Following a losing season in 2014, the Chiefs earned one of the AFC Wild Card spots in 2015; and reached the AFC Playoffs divisional round, before being eliminated by the Patriots.

The Chiefs overcame a 1-5 start — and an injury to superstar running back Jamaal Charles — to finish the year 11-5.

They could enter next season as the AFC West favorite in many eyes, depending on what happens with Denver’s quarterback situation (who as I mentioned have Mark Sanchez penciled in as their starter at the moment).

On defense, the Chiefs really performed well, finishing fifth in schedule-adjusted defensive efficiency on a per-play basis. Their pass defense ranked fourth, and their rush defense ranked eighth.

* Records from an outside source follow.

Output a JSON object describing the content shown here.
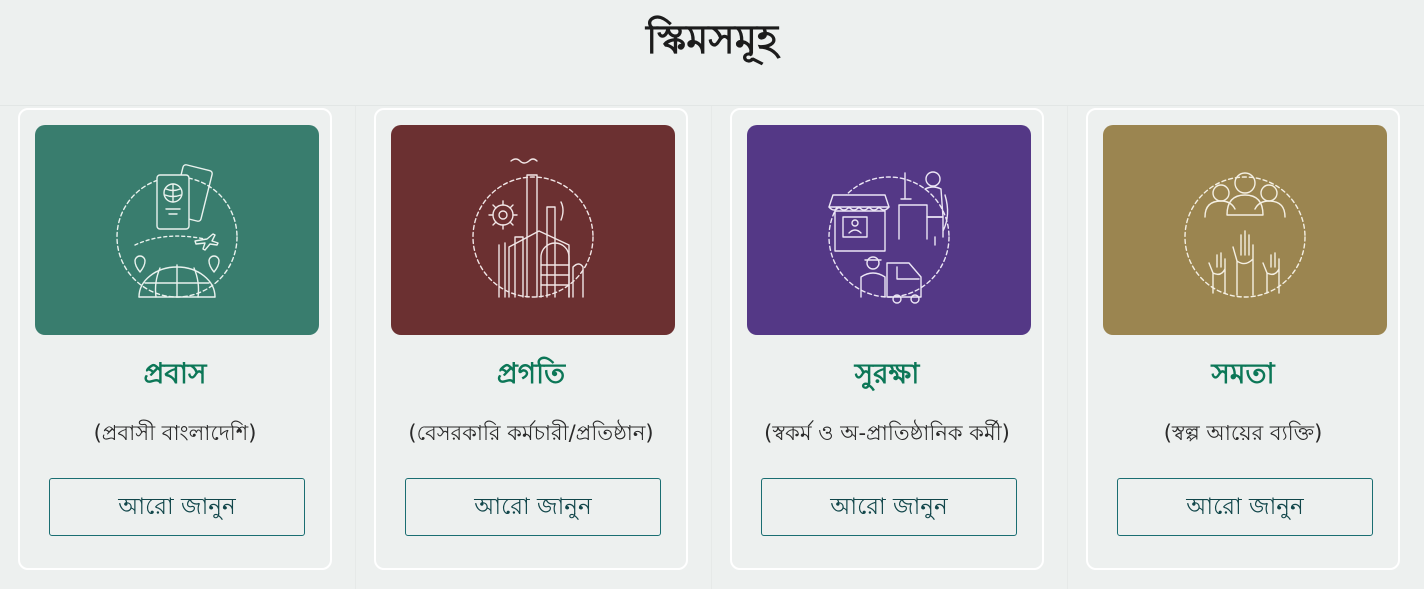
{
  "section": {
    "title": "স্কিমসমূহ"
  },
  "schemes": [
    {
      "title": "প্রবাস",
      "subtitle": "(প্রবাসী বাংলাদেশি)",
      "button_label": "আরো জানুন",
      "color": "#397d6e",
      "icon": "passport-globe-travel-icon"
    },
    {
      "title": "প্রগতি",
      "subtitle": "(বেসরকারি কর্মচারী/প্রতিষ্ঠান)",
      "button_label": "আরো জানুন",
      "color": "#6b3031",
      "icon": "factory-gear-icon"
    },
    {
      "title": "সুরক্ষা",
      "subtitle": "(স্বকর্ম ও অ-প্রাতিষ্ঠানিক কর্মী)",
      "button_label": "আরো জানুন",
      "color": "#543886",
      "icon": "shop-worker-delivery-icon"
    },
    {
      "title": "সমতা",
      "subtitle": "(স্বল্প আয়ের ব্যক্তি)",
      "button_label": "আরো জানুন",
      "color": "#9b8550",
      "icon": "people-raised-hands-icon"
    }
  ]
}
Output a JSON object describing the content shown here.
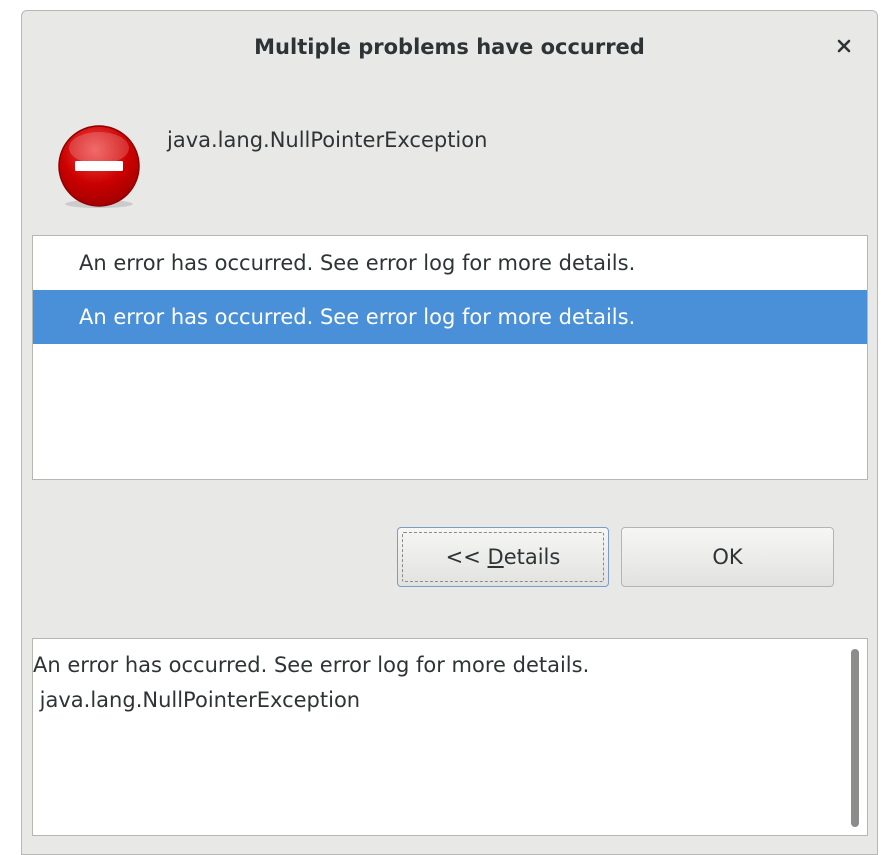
{
  "dialog": {
    "title": "Multiple problems have occurred",
    "close_icon": "close-icon",
    "error_icon": "error-stop-icon",
    "message": "java.lang.NullPointerException"
  },
  "problems": [
    {
      "label": "An error has occurred. See error log for more details.",
      "selected": false
    },
    {
      "label": "An error has occurred. See error log for more details.",
      "selected": true
    }
  ],
  "buttons": {
    "details_prefix": "<< ",
    "details_mnemonic": "D",
    "details_rest": "etails",
    "ok": "OK"
  },
  "details": {
    "line1": "An error has occurred. See error log for more details.",
    "line2": " java.lang.NullPointerException"
  },
  "colors": {
    "selection": "#4a90d9",
    "error_red": "#cc0000",
    "dialog_bg": "#e8e8e7"
  }
}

With a top-two rushing attack and a top-eight defense overall, against the pass, and against the run, it’s no wonder that the Chiefs were able to reel off nearly a dozen straight wins.

Even though well-respected and long-time NFL offensive guru Andy Reid is their head coach, make no mistake about it: the Chiefs’ ultimate success begins and ends with their defense.

The Chiefs have been pretty aggressive this offseason so far.

They’ve re-signed Pro Bowl TE Travis Kelce to a five-year deal, franchise tagged safety Eric Berry, re-signed linebackers Tamba Hali and Derrick Johnson, and signed former Browns offensive tackle Mitchell Schwartz, in what’s considered by many as one of the best moves in all of 2016 Free Agency.

They needed to do that because they have the 5th highest salary cap in the league and the 28th pick in the 2016 NFL Draft.

The biggest loss in the off-season for the Chiefs besides CB Sean Smith in Free-Agency was the news that All-Pro LB Justin Houston will likely miss the 2016 season after surgery to repair a torn ACL in February.

Houston hurt his knee in a game against Buffalo last November, and at the time it was diagnosed as a hyperextension. He missed the remainder of the regular season but returned wearing a brace for the playoffs, playing 44 snaps in a win over the Texans, but just eight in a loss to New England.

Still, this may be the toughest road game for the Saints in all of 2016; as they’ll have to travel to the iconic Arrowhead Stadium — site of one of the most distinctive home-field advantages in all of professional sports.

Next: A New Rivalry